Golf, of a different sort, comes to Henry County

Photo by Doug Gorman
The holes for disc golf, like this one above, look more like baskets.

Photo by Doug Gorman The holes for disc golf, like this one above, look more like baskets.

By Doug Gorman


Who says professional golf is dead in the Southern Crescent ?

Even though the LPGA ended its long association with Eagle's Landing County Club in 2006, pro golf tournaments still exist in Henry County -- sort of.

Only it might look a little different than what the average golf fan is used to seeing.

Instead of pulling a club out of a bag, putting the ball on the tee and trying to hit it straight down the fairway, participants this weekend will grab a flying disc out of their bag and fling it as far as they can toward a chainlinked basket.

It's called disc golf, and it's one of the fast growing participatory sports in the country.

Starting Saturday, and running through Sunday, disc golfers will converge at J.P. Moseley Park in Stockbridge in the Atlanta Open presented by Remax.

The tournament will crown champions in both professional and amateur divisions. In addition to J.P. Moseley Park in Stockbridge, Flyboy Avaition in the Carroll County village of Whitesburg will help host the 144 player field.

On Saturday, professionals will play the course in Stockbridge, with amateurs beginning the tournament in Whitesburg. The two groups will flip flop for Sunday's final round.

"It's pretty cool to see these discs fly through the air," said Rand Eberhard, who serves as the tournament director. "We are expecting to have players from 15-20 states participating."

Clayton Nash, one of the tournament professionals, made the trek all the way from Mississippi in order to play in the event. Nash spent Friday getting ready for the two rounds of disc golf.

"I am just trying to get in some practice rounds before the rain," Nash said, as he reached into his basket of assorted colored discs on Friday during a practice round at J.P. Moseley Park. Nash was also planning to make the trek to Whitesburg on Friday to practice on that course.

Disc golf has many of the same characteristics of the traditional game, as players attempt to throw a disc into a basket in as few of attempts as possible on each "hole."

There is plenty at stake in this weekend's tournament, too.
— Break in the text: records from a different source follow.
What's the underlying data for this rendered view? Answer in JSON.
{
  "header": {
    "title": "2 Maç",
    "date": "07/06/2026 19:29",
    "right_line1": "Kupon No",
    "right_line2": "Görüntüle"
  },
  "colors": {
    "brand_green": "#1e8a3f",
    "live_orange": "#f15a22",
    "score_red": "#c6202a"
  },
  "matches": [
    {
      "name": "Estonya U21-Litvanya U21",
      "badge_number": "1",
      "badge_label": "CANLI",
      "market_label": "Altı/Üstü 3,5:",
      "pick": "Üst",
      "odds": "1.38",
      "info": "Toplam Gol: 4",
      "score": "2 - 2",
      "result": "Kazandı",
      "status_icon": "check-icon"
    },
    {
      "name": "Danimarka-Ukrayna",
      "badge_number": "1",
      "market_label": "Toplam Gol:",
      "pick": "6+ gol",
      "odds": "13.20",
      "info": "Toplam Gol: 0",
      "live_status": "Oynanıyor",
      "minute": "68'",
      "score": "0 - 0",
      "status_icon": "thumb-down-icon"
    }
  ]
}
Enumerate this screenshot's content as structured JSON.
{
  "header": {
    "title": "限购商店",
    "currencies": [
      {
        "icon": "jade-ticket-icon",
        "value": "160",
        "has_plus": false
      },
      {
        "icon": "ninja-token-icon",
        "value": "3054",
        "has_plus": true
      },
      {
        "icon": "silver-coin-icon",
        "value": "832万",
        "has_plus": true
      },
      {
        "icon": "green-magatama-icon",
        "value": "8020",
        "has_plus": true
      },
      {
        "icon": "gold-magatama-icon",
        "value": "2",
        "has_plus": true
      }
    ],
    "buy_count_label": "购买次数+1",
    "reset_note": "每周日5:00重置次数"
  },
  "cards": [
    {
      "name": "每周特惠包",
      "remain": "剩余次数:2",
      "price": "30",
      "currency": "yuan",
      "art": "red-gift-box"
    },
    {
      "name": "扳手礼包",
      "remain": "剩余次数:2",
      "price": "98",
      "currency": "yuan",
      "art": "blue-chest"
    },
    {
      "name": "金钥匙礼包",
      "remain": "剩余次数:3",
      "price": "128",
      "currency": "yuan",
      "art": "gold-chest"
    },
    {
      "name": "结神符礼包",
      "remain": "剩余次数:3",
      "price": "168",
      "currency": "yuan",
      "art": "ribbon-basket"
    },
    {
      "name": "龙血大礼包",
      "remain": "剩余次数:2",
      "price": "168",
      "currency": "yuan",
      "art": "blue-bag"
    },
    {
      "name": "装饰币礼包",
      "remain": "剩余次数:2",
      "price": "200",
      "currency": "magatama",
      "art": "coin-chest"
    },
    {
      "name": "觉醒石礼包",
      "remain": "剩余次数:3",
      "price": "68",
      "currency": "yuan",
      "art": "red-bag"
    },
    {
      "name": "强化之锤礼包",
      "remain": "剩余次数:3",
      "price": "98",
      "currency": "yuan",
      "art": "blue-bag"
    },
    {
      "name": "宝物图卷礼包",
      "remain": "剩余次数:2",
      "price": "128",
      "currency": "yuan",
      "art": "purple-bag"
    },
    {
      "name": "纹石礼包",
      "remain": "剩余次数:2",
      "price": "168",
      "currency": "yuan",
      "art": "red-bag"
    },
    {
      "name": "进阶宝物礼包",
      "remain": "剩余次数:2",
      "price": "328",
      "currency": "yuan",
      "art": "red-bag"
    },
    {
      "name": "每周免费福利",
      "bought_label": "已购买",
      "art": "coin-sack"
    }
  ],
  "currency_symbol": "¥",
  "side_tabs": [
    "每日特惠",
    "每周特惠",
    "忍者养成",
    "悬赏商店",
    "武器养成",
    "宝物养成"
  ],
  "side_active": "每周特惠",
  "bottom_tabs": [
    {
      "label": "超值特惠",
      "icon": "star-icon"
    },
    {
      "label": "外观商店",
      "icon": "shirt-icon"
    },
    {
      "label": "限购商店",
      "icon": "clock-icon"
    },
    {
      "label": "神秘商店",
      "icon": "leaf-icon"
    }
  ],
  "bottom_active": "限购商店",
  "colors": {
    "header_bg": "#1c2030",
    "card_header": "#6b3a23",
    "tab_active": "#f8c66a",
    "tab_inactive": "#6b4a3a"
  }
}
The Atlanta Open serves as a qualifier for the U.S. Open to be played later this year at Winthrop University in Rockhill, SC. That tournament has a purse of more than $80,000.

Serious disc golfers are given handicaps and ratings. Ratings of 950 or more designate the player as a professional.
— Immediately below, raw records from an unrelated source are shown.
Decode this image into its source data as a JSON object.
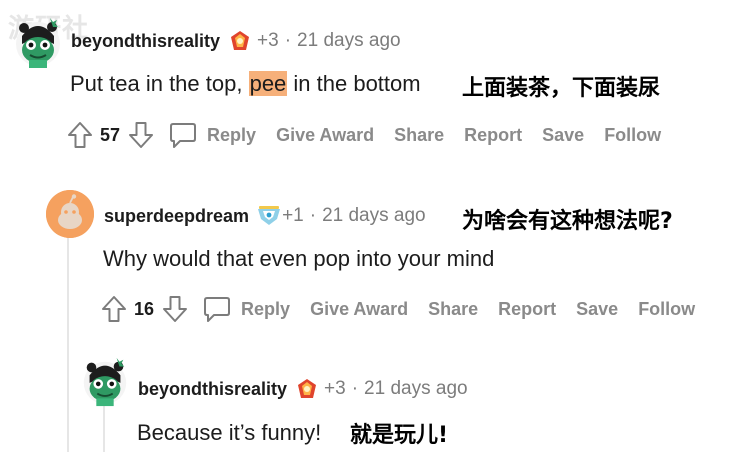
{
  "watermark": "游研社",
  "comments": [
    {
      "username": "beyondthisreality",
      "points": "+3",
      "time": "21 days ago",
      "text_before": "Put tea in the top, ",
      "text_highlight": "pee",
      "text_after": " in the bottom",
      "chinese": "上面装茶，下面装尿",
      "score": "57"
    },
    {
      "username": "superdeepdream",
      "points": "+1",
      "time": "21 days ago",
      "text": "Why would that even pop into your mind",
      "chinese": "为啥会有这种想法呢?",
      "score": "16"
    },
    {
      "username": "beyondthisreality",
      "points": "+3",
      "time": "21 days ago",
      "text": "Because it’s funny!",
      "chinese": "就是玩儿!"
    }
  ],
  "actions": {
    "reply": "Reply",
    "give_award": "Give Award",
    "share": "Share",
    "report": "Report",
    "save": "Save",
    "follow": "Follow"
  },
  "colors": {
    "highlight": "#f6b07a",
    "action_gray": "#8a8a8a",
    "meta_gray": "#7c7c7c",
    "avatar_orange": "#f5a15f",
    "avatar_green": "#2f9a63"
  },
  "icons": [
    "frog-avatar-icon",
    "snoo-avatar-icon",
    "award-icon",
    "upvote-icon",
    "downvote-icon",
    "comment-bubble-icon"
  ]
}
Eberhard calls the two courses used for the Atlanta Open extremly challenging.

"Most courses are fairly short with mainly par 3s," he said. "These courses are a little longer with par 4s and 5s."

Disc golf has evolved over the years, with more serious players using as many as 15 different discs, depending on the type of shot they are striving to make.

Ken Climo, a 12-time USA PDGA World Champion, and five-time US Open champ, will be one of the participants expected to compete. Climo has won more money in the sport than any other player.

Dave Feldberg, another top pro, will also compete in the event too. Both players are considered among the best to play the game.

Saturday's round starts at 10 a.m. The tournament is free.

"We are looking forward to it, and encourage everybody to come out and check out this sport," Eberhard said.